That’s the basic message of Michael Moore’s new documentary “Planet of the Humans,” which we watched free on YouTube last night. A thoroughly depressing experience, bringing home what should have been obvious all along. How did we think solar panels and windmills are made? Well, duh, with all the same hazardous-to-our-planet’s-health materials and industrial processes they’re supposed to replace.
Where does this “biomass” come from that’s supposed to make obsolete those ozone-depleting non-renewable fossil fuels? From mass deforestation powered by ozone-depleting non-renewable fossil fuels. Same place you get the electricity to power electric cars. Don’t you feel hopeful when you hear a scientist announce that we can replace coal with seaweed? Wait ’til you see what they’ve done to the ocean floor to get enough seaweed to meet a tiny fraction of our “energy needs.”
Naturally a film that describes itself as “a full-frontal assault on our sacred cows” has sparked furious criticism, including cries to “take it down.” It’s an outdated myth that solar panels last only 10 years! Why, dammit, they can last a good 20!
Missing the unpalatable point. Exposing the ties between the Green Industry and the Big Polluters isn’t half so controversial as questioning our energy “needs.” Look what happened to President Carter when he dared to suggest conserving fuel by driving less and putting on a sweater instead of cranking up the furnace.
Circling back to its title, the film ends with an orangutan’s fate on “Planet of the Humans” as he desperately hangs off the last branch of the last tree in the middle of a forest laid waste – and is trapped in the mud when the branch breaks.
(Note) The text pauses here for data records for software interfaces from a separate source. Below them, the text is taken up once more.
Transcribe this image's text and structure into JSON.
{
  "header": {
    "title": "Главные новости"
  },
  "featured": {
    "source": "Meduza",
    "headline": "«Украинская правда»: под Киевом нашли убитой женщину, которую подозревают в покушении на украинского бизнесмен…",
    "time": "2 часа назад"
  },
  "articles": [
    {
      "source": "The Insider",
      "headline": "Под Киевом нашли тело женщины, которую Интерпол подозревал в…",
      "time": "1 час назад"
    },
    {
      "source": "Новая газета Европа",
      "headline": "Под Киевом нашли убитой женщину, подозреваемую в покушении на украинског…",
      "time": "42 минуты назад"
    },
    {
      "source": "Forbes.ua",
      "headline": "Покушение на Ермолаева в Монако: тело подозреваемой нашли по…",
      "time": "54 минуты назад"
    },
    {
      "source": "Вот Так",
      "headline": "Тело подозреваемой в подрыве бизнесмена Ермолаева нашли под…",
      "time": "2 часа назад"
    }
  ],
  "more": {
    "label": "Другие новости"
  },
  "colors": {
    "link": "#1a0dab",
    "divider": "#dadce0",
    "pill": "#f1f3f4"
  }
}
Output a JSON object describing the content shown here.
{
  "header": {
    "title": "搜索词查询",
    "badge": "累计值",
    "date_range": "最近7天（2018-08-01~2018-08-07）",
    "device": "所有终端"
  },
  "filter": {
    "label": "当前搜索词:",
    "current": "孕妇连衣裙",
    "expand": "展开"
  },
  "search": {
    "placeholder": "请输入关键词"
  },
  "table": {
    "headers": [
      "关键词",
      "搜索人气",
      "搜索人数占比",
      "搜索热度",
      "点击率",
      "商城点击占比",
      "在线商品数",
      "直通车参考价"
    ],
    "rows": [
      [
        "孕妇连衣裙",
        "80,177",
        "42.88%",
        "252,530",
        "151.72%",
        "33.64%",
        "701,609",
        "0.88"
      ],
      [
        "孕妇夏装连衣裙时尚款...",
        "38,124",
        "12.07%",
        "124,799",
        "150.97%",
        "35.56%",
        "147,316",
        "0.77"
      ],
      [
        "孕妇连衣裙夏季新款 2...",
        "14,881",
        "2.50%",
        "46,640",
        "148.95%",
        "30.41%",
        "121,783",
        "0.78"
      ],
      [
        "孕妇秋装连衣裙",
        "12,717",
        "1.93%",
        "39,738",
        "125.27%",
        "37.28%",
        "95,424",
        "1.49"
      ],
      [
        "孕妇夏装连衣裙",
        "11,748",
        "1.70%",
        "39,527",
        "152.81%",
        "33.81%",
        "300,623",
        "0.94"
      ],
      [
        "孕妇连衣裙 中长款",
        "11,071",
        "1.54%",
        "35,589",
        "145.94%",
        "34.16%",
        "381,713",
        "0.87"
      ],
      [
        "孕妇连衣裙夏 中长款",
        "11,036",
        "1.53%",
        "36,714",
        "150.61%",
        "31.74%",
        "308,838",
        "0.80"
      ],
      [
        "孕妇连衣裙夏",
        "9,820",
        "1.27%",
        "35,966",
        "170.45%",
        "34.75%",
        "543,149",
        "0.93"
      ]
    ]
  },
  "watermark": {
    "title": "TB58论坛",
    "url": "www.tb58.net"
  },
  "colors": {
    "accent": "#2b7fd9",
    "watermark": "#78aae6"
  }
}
Well, at least we can bring our own bags to the supermarket. . .